_Extracted data entries_
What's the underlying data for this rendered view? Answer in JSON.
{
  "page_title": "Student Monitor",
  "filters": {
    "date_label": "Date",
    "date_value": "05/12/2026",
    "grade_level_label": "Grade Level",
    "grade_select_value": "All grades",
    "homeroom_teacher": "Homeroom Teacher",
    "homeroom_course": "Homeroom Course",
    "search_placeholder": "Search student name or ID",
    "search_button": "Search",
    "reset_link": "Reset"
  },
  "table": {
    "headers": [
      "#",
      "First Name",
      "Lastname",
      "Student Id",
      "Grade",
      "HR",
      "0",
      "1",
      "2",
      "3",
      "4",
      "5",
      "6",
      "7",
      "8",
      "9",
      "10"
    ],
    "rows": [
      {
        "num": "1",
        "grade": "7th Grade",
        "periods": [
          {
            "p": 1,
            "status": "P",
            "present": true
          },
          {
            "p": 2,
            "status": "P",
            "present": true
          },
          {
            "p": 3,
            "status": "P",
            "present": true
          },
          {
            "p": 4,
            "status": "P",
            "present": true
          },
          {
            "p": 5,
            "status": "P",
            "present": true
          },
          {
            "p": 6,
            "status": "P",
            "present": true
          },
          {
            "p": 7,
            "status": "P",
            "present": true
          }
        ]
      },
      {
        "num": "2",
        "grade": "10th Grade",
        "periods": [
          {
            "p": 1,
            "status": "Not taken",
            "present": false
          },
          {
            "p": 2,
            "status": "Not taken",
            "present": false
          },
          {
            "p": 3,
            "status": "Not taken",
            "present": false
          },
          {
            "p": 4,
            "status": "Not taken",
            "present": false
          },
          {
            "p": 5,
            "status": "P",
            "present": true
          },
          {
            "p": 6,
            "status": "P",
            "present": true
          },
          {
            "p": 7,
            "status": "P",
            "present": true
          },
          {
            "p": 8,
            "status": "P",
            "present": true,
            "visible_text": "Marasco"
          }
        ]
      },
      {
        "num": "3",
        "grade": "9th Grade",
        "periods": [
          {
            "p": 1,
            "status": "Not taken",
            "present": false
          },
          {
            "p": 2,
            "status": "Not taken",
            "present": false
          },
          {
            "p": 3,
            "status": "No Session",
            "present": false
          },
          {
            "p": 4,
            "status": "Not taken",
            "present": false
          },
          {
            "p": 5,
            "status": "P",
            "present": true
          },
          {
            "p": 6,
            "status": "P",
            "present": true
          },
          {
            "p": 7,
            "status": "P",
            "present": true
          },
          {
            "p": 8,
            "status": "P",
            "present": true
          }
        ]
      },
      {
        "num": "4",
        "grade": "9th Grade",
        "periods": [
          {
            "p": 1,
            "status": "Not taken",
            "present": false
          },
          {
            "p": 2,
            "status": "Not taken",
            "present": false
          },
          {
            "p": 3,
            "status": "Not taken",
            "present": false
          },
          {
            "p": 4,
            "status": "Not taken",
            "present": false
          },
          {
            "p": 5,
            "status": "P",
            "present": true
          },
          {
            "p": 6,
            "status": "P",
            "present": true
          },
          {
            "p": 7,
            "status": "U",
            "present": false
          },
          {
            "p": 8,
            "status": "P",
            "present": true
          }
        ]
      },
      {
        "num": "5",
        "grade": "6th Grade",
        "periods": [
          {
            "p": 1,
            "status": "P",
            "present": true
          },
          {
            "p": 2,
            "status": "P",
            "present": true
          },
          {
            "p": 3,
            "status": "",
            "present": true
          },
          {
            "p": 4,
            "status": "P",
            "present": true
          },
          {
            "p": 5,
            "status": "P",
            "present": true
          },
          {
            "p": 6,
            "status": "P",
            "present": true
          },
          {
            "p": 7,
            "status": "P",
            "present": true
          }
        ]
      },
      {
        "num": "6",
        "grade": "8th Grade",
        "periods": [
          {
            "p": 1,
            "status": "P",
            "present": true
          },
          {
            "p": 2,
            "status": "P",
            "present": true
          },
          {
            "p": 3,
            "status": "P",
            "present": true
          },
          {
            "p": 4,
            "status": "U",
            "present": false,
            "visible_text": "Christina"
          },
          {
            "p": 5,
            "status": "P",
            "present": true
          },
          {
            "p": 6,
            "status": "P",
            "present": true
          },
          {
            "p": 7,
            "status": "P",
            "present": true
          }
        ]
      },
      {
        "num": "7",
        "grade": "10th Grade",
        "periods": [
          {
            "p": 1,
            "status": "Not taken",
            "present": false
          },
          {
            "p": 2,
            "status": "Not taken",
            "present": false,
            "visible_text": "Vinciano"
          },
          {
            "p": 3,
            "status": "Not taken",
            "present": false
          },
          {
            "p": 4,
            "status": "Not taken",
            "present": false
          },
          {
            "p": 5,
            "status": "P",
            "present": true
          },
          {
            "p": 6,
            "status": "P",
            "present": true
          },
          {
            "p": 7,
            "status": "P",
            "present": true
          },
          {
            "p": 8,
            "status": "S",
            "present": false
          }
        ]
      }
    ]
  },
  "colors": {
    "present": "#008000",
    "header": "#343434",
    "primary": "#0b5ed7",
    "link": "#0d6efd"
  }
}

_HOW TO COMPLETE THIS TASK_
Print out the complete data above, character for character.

_OUTPUT FOR THIS EXERCISE_
What's the underlying data for this rendered view? Answer in JSON.
{
  "page_title": "Student Monitor",
  "filters": {
    "date_label": "Date",
    "date_value": "05/12/2026",
    "grade_level_label": "Grade Level",
    "grade_select_value": "All grades",
    "homeroom_teacher": "Homeroom Teacher",
    "homeroom_course": "Homeroom Course",
    "search_placeholder": "Search student name or ID",
    "search_button": "Search",
    "reset_link": "Reset"
  },
  "table": {
    "headers": [
      "#",
      "First Name",
      "Lastname",
      "Student Id",
      "Grade",
      "HR",
      "0",
      "1",
      "2",
      "3",
      "4",
      "5",
      "6",
      "7",
      "8",
      "9",
      "10"
    ],
    "rows": [
      {
        "num": "1",
        "grade": "7th Grade",
        "periods": [
          {
            "p": 1,
            "status": "P",
            "present": true
          },
          {
            "p": 2,
            "status": "P",
            "present": true
          },
          {
            "p": 3,
            "status": "P",
            "present": true
          },
          {
            "p": 4,
            "status": "P",
            "present": true
          },
          {
            "p": 5,
            "status": "P",
            "present": true
          },
          {
            "p": 6,
            "status": "P",
            "present": true
          },
          {
            "p": 7,
            "status": "P",
            "present": true
          }
        ]
      },
      {
        "num": "2",
        "grade": "10th Grade",
        "periods": [
          {
            "p": 1,
            "status": "Not taken",
            "present": false
          },
          {
            "p": 2,
            "status": "Not taken",
            "present": false
          },
          {
            "p": 3,
            "status": "Not taken",
            "present": false
          },
          {
            "p": 4,
            "status": "Not taken",
            "present": false
          },
          {
            "p": 5,
            "status": "P",
            "present": true
          },
          {
            "p": 6,
            "status": "P",
            "present": true
          },
          {
            "p": 7,
            "status": "P",
            "present": true
          },
          {
            "p": 8,
            "status": "P",
            "present": true,
            "visible_text": "Marasco"
          }
        ]
      },
      {
        "num": "3",
        "grade": "9th Grade",
        "periods": [
          {
            "p": 1,
            "status": "Not taken",
            "present": false
          },
          {
            "p": 2,
            "status": "Not taken",
            "present": false
          },
          {
            "p": 3,
            "status": "No Session",
            "present": false
          },
          {
            "p": 4,
            "status": "Not taken",
            "present": false
          },
          {
            "p": 5,
            "status": "P",
            "present": true
          },
          {
            "p": 6,
            "status": "P",
            "present": true
          },
          {
            "p": 7,
            "status": "P",
            "present": true
          },
          {
            "p": 8,
            "status": "P",
            "present": true
          }
        ]
      },
      {
        "num": "4",
        "grade": "9th Grade",
        "periods": [
          {
            "p": 1,
            "status": "Not taken",
            "present": false
          },
          {
            "p": 2,
            "status": "Not taken",
            "present": false
          },
          {
            "p": 3,
            "status": "Not taken",
            "present": false
          },
          {
            "p": 4,
            "status": "Not taken",
            "present": false
          },
          {
            "p": 5,
            "status": "P",
            "present": true
          },
          {
            "p": 6,
            "status": "P",
            "present": true
          },
          {
            "p": 7,
            "status": "U",
            "present": false
          },
          {
            "p": 8,
            "status": "P",
            "present": true
          }
        ]
      },
      {
        "num": "5",
        "grade": "6th Grade",
        "periods": [
          {
            "p": 1,
            "status": "P",
            "present": true
          },
          {
            "p": 2,
            "status": "P",
            "present": true
          },
          {
            "p": 3,
            "status": "",
            "present": true
          },
          {
            "p": 4,
            "status": "P",
            "present": true
          },
          {
            "p": 5,
            "status": "P",
            "present": true
          },
          {
            "p": 6,
            "status": "P",
            "present": true
          },
          {
            "p": 7,
            "status": "P",
            "present": true
          }
        ]
      },
      {
        "num": "6",
        "grade": "8th Grade",
        "periods": [
          {
            "p": 1,
            "status": "P",
            "present": true
          },
          {
            "p": 2,
            "status": "P",
            "present": true
          },
          {
            "p": 3,
            "status": "P",
            "present": true
          },
          {
            "p": 4,
            "status": "U",
            "present": false,
            "visible_text": "Christina"
          },
          {
            "p": 5,
            "status": "P",
            "present": true
          },
          {
            "p": 6,
            "status": "P",
            "present": true
          },
          {
            "p": 7,
            "status": "P",
            "present": true
          }
        ]
      },
      {
        "num": "7",
        "grade": "10th Grade",
        "periods": [
          {
            "p": 1,
            "status": "Not taken",
            "present": false
          },
          {
            "p": 2,
            "status": "Not taken",
            "present": false,
            "visible_text": "Vinciano"
          },
          {
            "p": 3,
            "status": "Not taken",
            "present": false
          },
          {
            "p": 4,
            "status": "Not taken",
            "present": false
          },
          {
            "p": 5,
            "status": "P",
            "present": true
          },
          {
            "p": 6,
            "status": "P",
            "present": true
          },
          {
            "p": 7,
            "status": "P",
            "present": true
          },
          {
            "p": 8,
            "status": "S",
            "present": false
          }
        ]
      }
    ]
  },
  "colors": {
    "present": "#008000",
    "header": "#343434",
    "primary": "#0b5ed7",
    "link": "#0d6efd"
  }
}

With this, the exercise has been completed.